(CN) – The U.S. Forest Service failed to adequately consider the cumulative effects of past timber sales when it approved a logging project in the Ochoco National Forest, the 9th Circuit ruled.
The Deep Creek Vegetation Management Project called for the selective logging of 12.8 million board feet of timber in the national forest which is near Bend, Ore.
League of Wilderness Defenders – Blue Mountains Biodiversity Project and Cascadia Wildlands Project claimed the agency violated the National Environmental Policy Act and the National Forest Management Act by moving forward with the project without considering the cumulative effects. The Forest Service also failed to mark large-diameter trees for protection or maintain connective habitat corridors in the logging area, the lawsuit claimed.
The district court dismissed the case with prejudice, finding that the Forest Service adequately included past timber sales in a different report.
The federal appeals court in San Francisco reversed, ruling that the Forest Service’s almost complete failure to include the relevant past timber-sale inputs in the final environmental impact statement fails to survive arbitrary and capricious review.
The appellate court said the agency only included details of one past timber sale and merely mentioned that other sales existed. The court remanded in order to allow the agency to include the omitted information about timber sales.
However, the court held that the agency’s statement adequately considers future timber sales, grazing and protection for large-diameter trees.
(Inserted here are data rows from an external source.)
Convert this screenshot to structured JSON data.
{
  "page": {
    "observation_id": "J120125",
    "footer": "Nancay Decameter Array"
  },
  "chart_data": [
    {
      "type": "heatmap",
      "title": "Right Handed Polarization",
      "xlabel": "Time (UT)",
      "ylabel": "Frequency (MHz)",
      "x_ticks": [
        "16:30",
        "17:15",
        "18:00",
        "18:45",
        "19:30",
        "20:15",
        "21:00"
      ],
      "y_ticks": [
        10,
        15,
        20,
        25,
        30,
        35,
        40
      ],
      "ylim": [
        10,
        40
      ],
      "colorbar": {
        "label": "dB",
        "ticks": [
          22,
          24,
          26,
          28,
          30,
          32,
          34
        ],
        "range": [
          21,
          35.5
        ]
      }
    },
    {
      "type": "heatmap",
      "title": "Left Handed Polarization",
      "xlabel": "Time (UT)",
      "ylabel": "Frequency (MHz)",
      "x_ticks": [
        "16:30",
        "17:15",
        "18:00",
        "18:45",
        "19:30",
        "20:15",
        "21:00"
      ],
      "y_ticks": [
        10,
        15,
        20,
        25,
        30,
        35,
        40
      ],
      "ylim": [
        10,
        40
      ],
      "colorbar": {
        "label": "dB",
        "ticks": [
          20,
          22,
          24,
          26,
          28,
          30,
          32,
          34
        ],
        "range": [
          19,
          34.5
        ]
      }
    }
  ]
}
- Court Nixes WWII Reparations Claim
- Grazing Isn’t Subject to Clean Water Act Permits